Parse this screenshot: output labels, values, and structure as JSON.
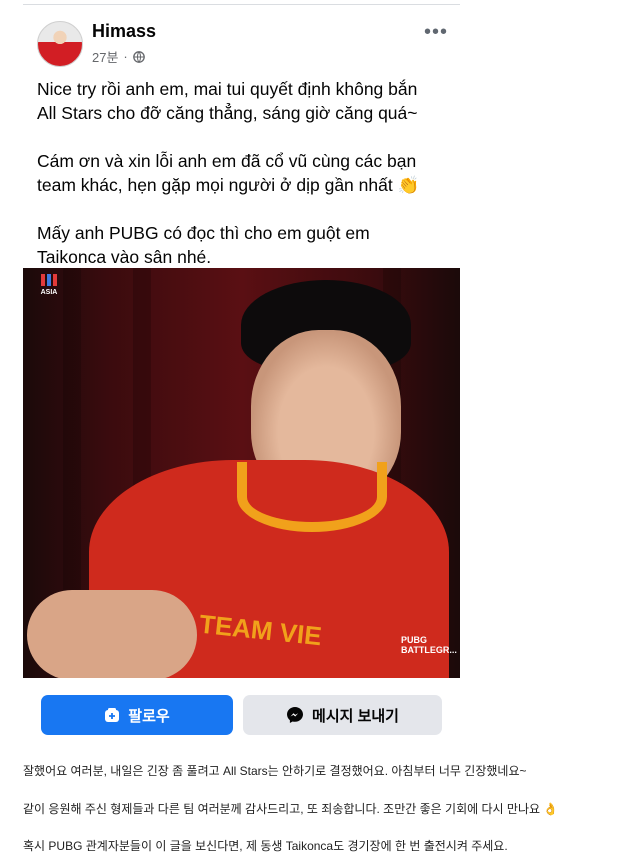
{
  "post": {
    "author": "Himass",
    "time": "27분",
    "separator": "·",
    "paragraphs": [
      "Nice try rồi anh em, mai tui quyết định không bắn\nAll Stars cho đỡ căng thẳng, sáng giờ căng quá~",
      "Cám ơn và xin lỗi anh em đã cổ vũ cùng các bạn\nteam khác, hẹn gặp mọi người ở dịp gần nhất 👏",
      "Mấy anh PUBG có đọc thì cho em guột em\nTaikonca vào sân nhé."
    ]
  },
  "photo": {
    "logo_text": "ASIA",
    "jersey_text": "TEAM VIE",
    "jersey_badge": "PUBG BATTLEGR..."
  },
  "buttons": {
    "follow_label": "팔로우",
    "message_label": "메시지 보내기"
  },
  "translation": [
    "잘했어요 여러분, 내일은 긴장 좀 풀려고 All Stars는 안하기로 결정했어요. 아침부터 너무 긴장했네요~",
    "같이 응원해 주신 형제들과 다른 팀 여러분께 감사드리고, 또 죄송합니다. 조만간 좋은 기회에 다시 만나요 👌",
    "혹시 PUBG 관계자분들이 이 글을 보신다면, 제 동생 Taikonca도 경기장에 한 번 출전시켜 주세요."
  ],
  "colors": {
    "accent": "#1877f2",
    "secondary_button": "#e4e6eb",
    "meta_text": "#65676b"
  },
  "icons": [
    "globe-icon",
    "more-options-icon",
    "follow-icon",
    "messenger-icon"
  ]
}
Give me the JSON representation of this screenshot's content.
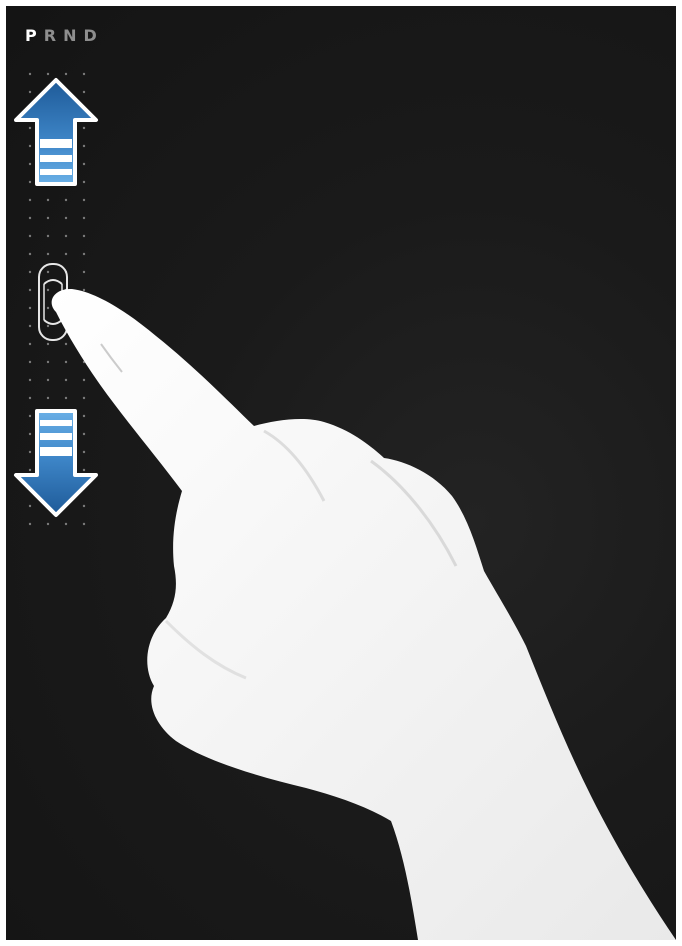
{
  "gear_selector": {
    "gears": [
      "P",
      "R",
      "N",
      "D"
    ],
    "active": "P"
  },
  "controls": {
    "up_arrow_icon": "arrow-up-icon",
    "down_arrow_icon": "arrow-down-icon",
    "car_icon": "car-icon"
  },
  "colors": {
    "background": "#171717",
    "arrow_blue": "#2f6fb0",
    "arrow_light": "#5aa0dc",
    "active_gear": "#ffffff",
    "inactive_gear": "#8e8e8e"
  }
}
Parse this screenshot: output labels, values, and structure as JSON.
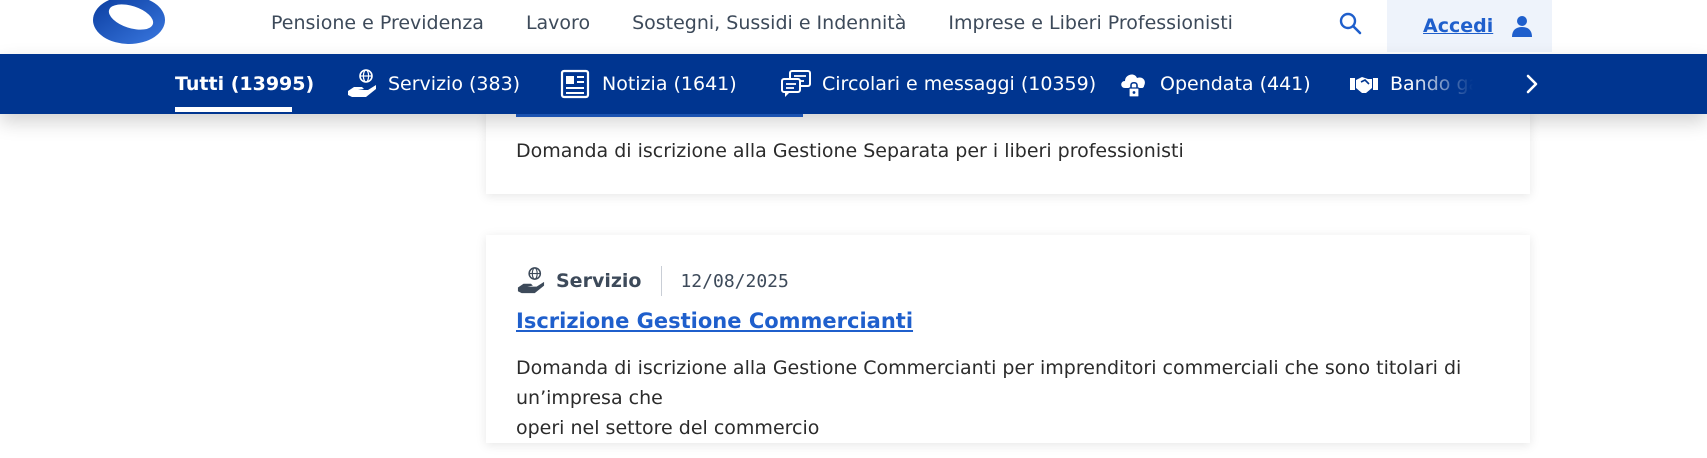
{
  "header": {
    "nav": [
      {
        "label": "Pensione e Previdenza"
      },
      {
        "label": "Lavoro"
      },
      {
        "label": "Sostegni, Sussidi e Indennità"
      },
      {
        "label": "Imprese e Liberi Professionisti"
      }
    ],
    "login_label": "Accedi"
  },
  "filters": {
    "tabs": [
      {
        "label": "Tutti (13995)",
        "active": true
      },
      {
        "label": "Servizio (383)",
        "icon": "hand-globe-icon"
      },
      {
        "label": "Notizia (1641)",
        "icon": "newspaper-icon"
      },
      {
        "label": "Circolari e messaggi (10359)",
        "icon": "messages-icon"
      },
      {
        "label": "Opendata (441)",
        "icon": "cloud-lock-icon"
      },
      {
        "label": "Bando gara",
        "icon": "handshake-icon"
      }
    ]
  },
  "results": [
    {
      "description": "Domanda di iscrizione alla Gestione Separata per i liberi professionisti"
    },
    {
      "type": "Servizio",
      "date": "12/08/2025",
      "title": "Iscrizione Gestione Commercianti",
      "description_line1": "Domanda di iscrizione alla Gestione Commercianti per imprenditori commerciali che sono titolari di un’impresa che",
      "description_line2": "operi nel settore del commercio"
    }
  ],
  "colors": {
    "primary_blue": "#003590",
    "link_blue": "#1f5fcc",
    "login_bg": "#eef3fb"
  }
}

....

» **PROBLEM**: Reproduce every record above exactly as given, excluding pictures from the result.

» **WRITTEN ANSWER**:
Parse this screenshot: output labels, values, and structure as JSON.
{
  "post": {
    "author": "Himass",
    "time": "27분",
    "separator": "·",
    "paragraphs": [
      "Nice try rồi anh em, mai tui quyết định không bắn\nAll Stars cho đỡ căng thẳng, sáng giờ căng quá~",
      "Cám ơn và xin lỗi anh em đã cổ vũ cùng các bạn\nteam khác, hẹn gặp mọi người ở dịp gần nhất 👏",
      "Mấy anh PUBG có đọc thì cho em guột em\nTaikonca vào sân nhé."
    ]
  },
  "photo": {
    "logo_text": "ASIA",
    "jersey_text": "TEAM VIE",
    "jersey_badge": "PUBG BATTLEGR..."
  },
  "buttons": {
    "follow_label": "팔로우",
    "message_label": "메시지 보내기"
  },
  "translation": [
    "잘했어요 여러분, 내일은 긴장 좀 풀려고 All Stars는 안하기로 결정했어요. 아침부터 너무 긴장했네요~",
    "같이 응원해 주신 형제들과 다른 팀 여러분께 감사드리고, 또 죄송합니다. 조만간 좋은 기회에 다시 만나요 👌",
    "혹시 PUBG 관계자분들이 이 글을 보신다면, 제 동생 Taikonca도 경기장에 한 번 출전시켜 주세요."
  ],
  "colors": {
    "accent": "#1877f2",
    "secondary_button": "#e4e6eb",
    "meta_text": "#65676b"
  },
  "icons": [
    "globe-icon",
    "more-options-icon",
    "follow-icon",
    "messenger-icon"
  ]
}
Give me the JSON representation of this screenshot's content.
{
  "gear_selector": {
    "gears": [
      "P",
      "R",
      "N",
      "D"
    ],
    "active": "P"
  },
  "controls": {
    "up_arrow_icon": "arrow-up-icon",
    "down_arrow_icon": "arrow-down-icon",
    "car_icon": "car-icon"
  },
  "colors": {
    "background": "#171717",
    "arrow_blue": "#2f6fb0",
    "arrow_light": "#5aa0dc",
    "active_gear": "#ffffff",
    "inactive_gear": "#8e8e8e"
  }
}
Parse this screenshot: output labels, values, and structure as JSON.
{
  "header": {
    "nav": [
      {
        "label": "Pensione e Previdenza"
      },
      {
        "label": "Lavoro"
      },
      {
        "label": "Sostegni, Sussidi e Indennità"
      },
      {
        "label": "Imprese e Liberi Professionisti"
      }
    ],
    "login_label": "Accedi"
  },
  "filters": {
    "tabs": [
      {
        "label": "Tutti (13995)",
        "active": true
      },
      {
        "label": "Servizio (383)",
        "icon": "hand-globe-icon"
      },
      {
        "label": "Notizia (1641)",
        "icon": "newspaper-icon"
      },
      {
        "label": "Circolari e messaggi (10359)",
        "icon": "messages-icon"
      },
      {
        "label": "Opendata (441)",
        "icon": "cloud-lock-icon"
      },
      {
        "label": "Bando gara",
        "icon": "handshake-icon"
      }
    ]
  },
  "results": [
    {
      "description": "Domanda di iscrizione alla Gestione Separata per i liberi professionisti"
    },
    {
      "type": "Servizio",
      "date": "12/08/2025",
      "title": "Iscrizione Gestione Commercianti",
      "description_line1": "Domanda di iscrizione alla Gestione Commercianti per imprenditori commerciali che sono titolari di un’impresa che",
      "description_line2": "operi nel settore del commercio"
    }
  ],
  "colors": {
    "primary_blue": "#003590",
    "link_blue": "#1f5fcc",
    "login_bg": "#eef3fb"
  }
}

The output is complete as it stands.